* [RECORDS]:
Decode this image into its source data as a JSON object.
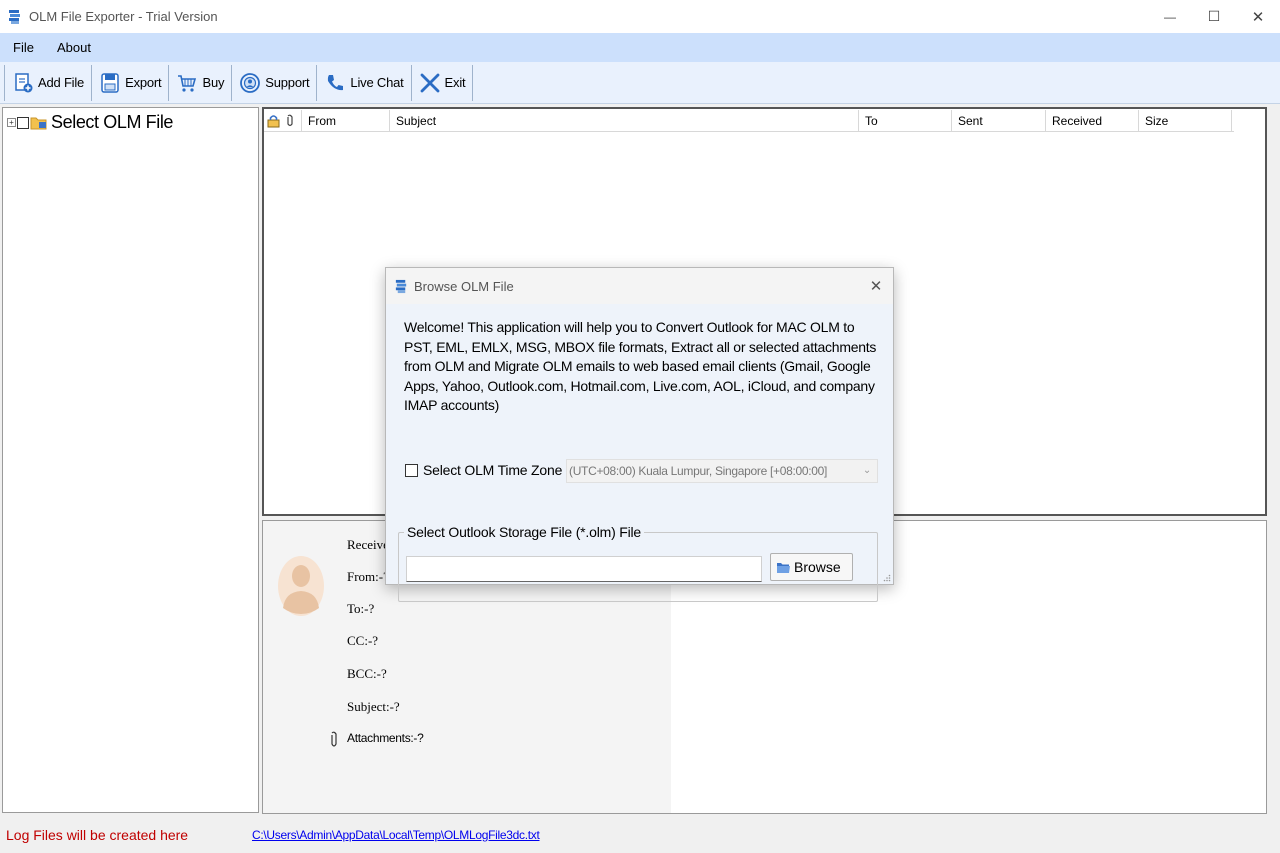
{
  "window": {
    "title": "OLM File Exporter - Trial Version",
    "minimize_glyph": "—",
    "maximize_glyph": "☐",
    "close_glyph": "✕"
  },
  "menu": {
    "items": [
      {
        "label": "File"
      },
      {
        "label": "About"
      }
    ]
  },
  "toolbar": {
    "buttons": [
      {
        "label": "Add File",
        "icon": "add-file-icon"
      },
      {
        "label": "Export",
        "icon": "export-icon"
      },
      {
        "label": "Buy",
        "icon": "cart-icon"
      },
      {
        "label": "Support",
        "icon": "support-icon"
      },
      {
        "label": "Live Chat",
        "icon": "phone-icon"
      },
      {
        "label": "Exit",
        "icon": "exit-icon"
      }
    ]
  },
  "tree": {
    "root_label": "Select OLM File",
    "expander_glyph": "+"
  },
  "mail_list": {
    "columns": [
      "From",
      "Subject",
      "To",
      "Sent",
      "Received",
      "Size"
    ]
  },
  "preview": {
    "received": "Received:-?",
    "from": "From:-?",
    "to": "To:-?",
    "cc": "CC:-?",
    "bcc": "BCC:-?",
    "subject": "Subject:-?",
    "attachments": "Attachments:-?"
  },
  "status": {
    "label": "Log Files will be created here",
    "log_path": "C:\\Users\\Admin\\AppData\\Local\\Temp\\OLMLogFile3dc.txt"
  },
  "dialog": {
    "title": "Browse OLM File",
    "close_glyph": "✕",
    "description": "Welcome! This application will help you to Convert Outlook for MAC OLM to PST, EML, EMLX, MSG, MBOX file formats, Extract all or selected attachments from OLM and Migrate OLM emails to web based email clients (Gmail, Google Apps, Yahoo, Outlook.com, Hotmail.com, Live.com, AOL, iCloud, and company IMAP accounts)",
    "timezone_label": "Select OLM Time Zone",
    "timezone_value": "(UTC+08:00) Kuala Lumpur, Singapore  [+08:00:00]",
    "timezone_checked": false,
    "group_label": "Select Outlook Storage File (*.olm) File",
    "file_value": "",
    "browse_label": "Browse"
  },
  "colors": {
    "menu_bg": "#cce0fc",
    "toolbar_bg": "#e9f1fd",
    "status_text": "#c00000",
    "link": "#0000ee",
    "accent_blue": "#2a6cc4"
  }
}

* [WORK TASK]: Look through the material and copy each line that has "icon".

* [REPLY TO THE EXERCISE]:
        "icon": "add-file-icon"
        "icon": "export-icon"
        "icon": "cart-icon"
        "icon": "support-icon"
        "icon": "phone-icon"
        "icon": "exit-icon"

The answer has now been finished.